Of course, there are caveats to any data set, and this one is no exception. For example, progressive passing distance depends on the recipients of those passes and whether they can therefore be marked as completed.
Also, you can see how team style plays a part in the data. For example, Kyle Walker’s defensive stats are almost an anomaly given how little defending Manchester City have to do in a game.
It’s therefore hard to extrapolate exactly how he is performing in that regard, particularly as he has also been in and out of the side due to the form of Joao Cancelo.
His low shot-creating actions numbers also show how much more he plays infield these days as opposed to the almost right-winger of old.
Let’s now see who comes out top when we amalgamate all the numbers (1 being best for a category, 11 worst):
And it’s Ayling who tops the pile, with the 29-year-old showing how rounded he is with no score lower than a six.
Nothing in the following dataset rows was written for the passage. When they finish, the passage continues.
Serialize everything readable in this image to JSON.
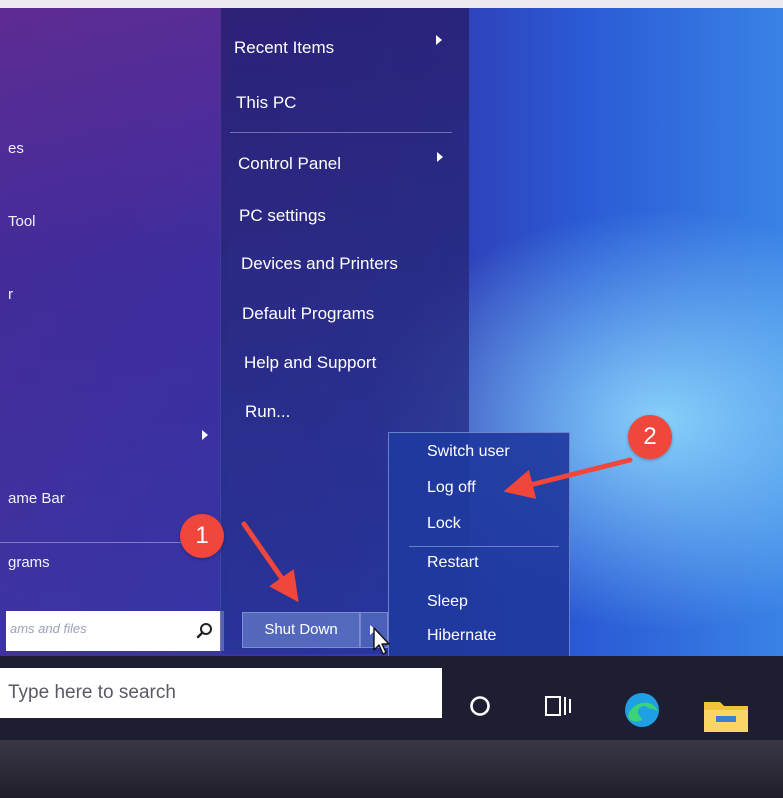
{
  "left_panel": {
    "items": [
      "es",
      "Tool",
      "r",
      "ame Bar",
      "grams"
    ],
    "search_placeholder": "ams and files"
  },
  "start_menu": {
    "items": [
      {
        "label": "Recent Items",
        "has_submenu": true
      },
      {
        "label": "This PC",
        "has_submenu": false
      },
      {
        "label": "Control Panel",
        "has_submenu": true
      },
      {
        "label": "PC settings",
        "has_submenu": false
      },
      {
        "label": "Devices and Printers",
        "has_submenu": false
      },
      {
        "label": "Default Programs",
        "has_submenu": false
      },
      {
        "label": "Help and Support",
        "has_submenu": false
      },
      {
        "label": "Run...",
        "has_submenu": false
      }
    ],
    "shutdown_label": "Shut Down"
  },
  "power_menu": {
    "items": [
      "Switch user",
      "Log off",
      "Lock",
      "Restart",
      "Sleep",
      "Hibernate"
    ]
  },
  "annotations": {
    "badge_1": "1",
    "badge_2": "2",
    "color": "#f0463c"
  },
  "taskbar": {
    "search_placeholder": "Type here to search",
    "icons": [
      "cortana-icon",
      "task-view-icon",
      "edge-icon",
      "file-explorer-icon"
    ]
  }
}
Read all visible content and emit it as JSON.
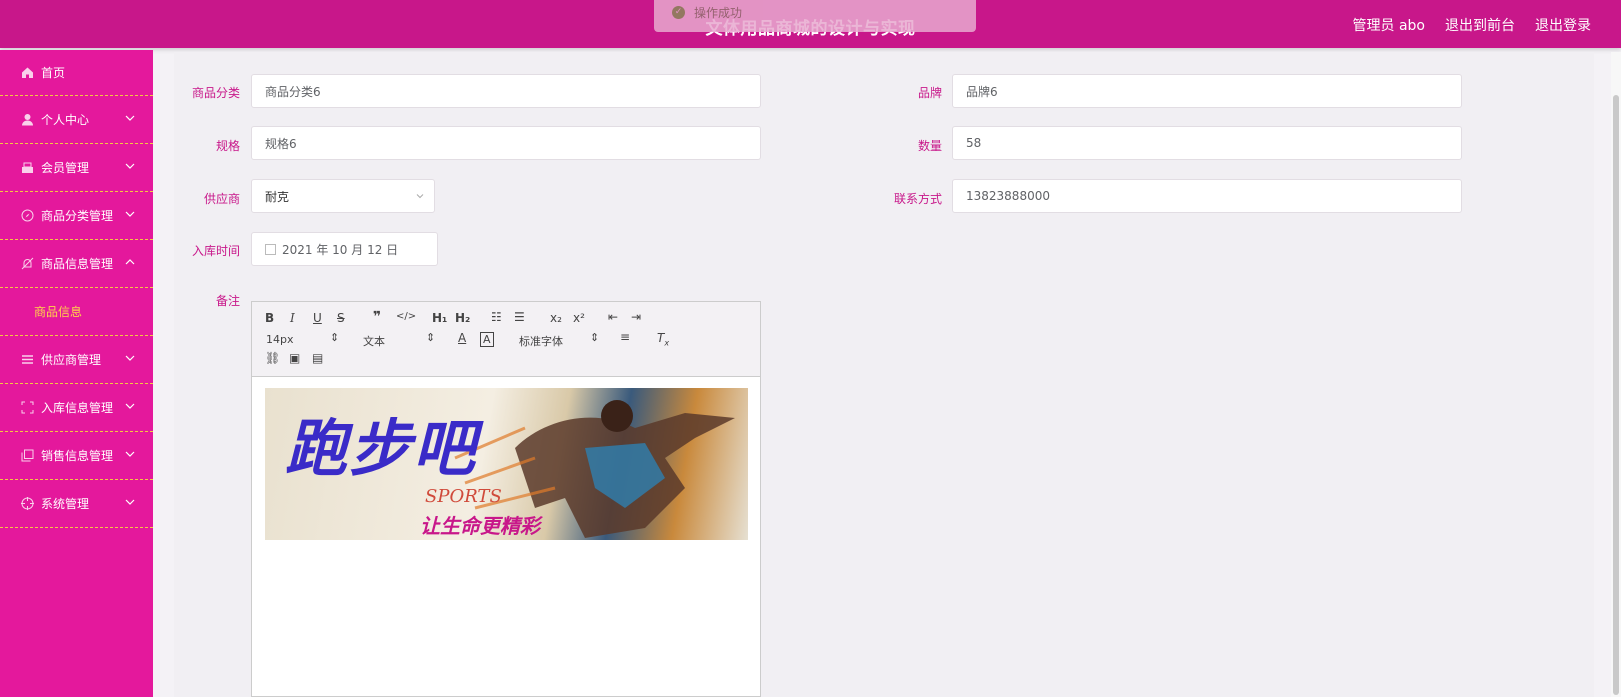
{
  "header": {
    "title": "文体用品商城的设计与实现",
    "toast": "操作成功",
    "links": [
      "管理员 abo",
      "退出到前台",
      "退出登录"
    ]
  },
  "sidebar": {
    "items": [
      {
        "label": "首页",
        "icon": "home-icon"
      },
      {
        "label": "个人中心",
        "icon": "user-icon"
      },
      {
        "label": "会员管理",
        "icon": "members-icon"
      },
      {
        "label": "商品分类管理",
        "icon": "compass-icon"
      },
      {
        "label": "商品信息管理",
        "icon": "no-bell-icon"
      },
      {
        "label": "供应商管理",
        "icon": "list-icon"
      },
      {
        "label": "入库信息管理",
        "icon": "fullscreen-icon"
      },
      {
        "label": "销售信息管理",
        "icon": "copy-icon"
      },
      {
        "label": "系统管理",
        "icon": "target-icon"
      }
    ],
    "submenu": "商品信息"
  },
  "form": {
    "category_label": "商品分类",
    "category_value": "商品分类6",
    "brand_label": "品牌",
    "brand_value": "品牌6",
    "spec_label": "规格",
    "spec_value": "规格6",
    "qty_label": "数量",
    "qty_value": "58",
    "supplier_label": "供应商",
    "supplier_value": "耐克",
    "contact_label": "联系方式",
    "contact_value": "13823888000",
    "date_label": "入库时间",
    "date_value": "2021 年 10 月 12 日",
    "remark_label": "备注"
  },
  "editor": {
    "size_value": "14px",
    "header_value": "文本",
    "font_value": "标准字体",
    "banner_main": "跑步吧",
    "banner_sports": "SPORTS",
    "banner_slogan": "让生命更精彩"
  },
  "colors": {
    "primary": "#c8178a",
    "sidebar": "#e4189c",
    "submenu_active": "#ffd54a",
    "divider": "#f5c842"
  }
}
Should he get a call-up for the March matches based on these findings?
James is another who has few weak categories and shows his greater creativity going forward by his strong shot-creating actions numbers.
That, in part, explains his DAVIES role being ‘Offensive Wide Progressor’ as opposed to Ayling’s ‘Defensive Wide Progressor’ label.
He’s also not made a single error leading to a goal this term and is well-thought-of by Southgate.
Alexander-Arnold and Trippier would’ve scored higher but for one category letting them down, and they are both likely to be in contention for England’s starting XI.
But let’s put our neck on the line and share who we think should feature in the starting XI (depending on formations and oppositions):
Let’s see what Gareth really does in the coming days…
Words by Rob Hemingway – @Rob_Hemingway
*Excluded from the data analysis are those with less than 10 league apps this season e.g. Maitland-Niles, as well as those who’ll be injured for the Euros e.g. James Justin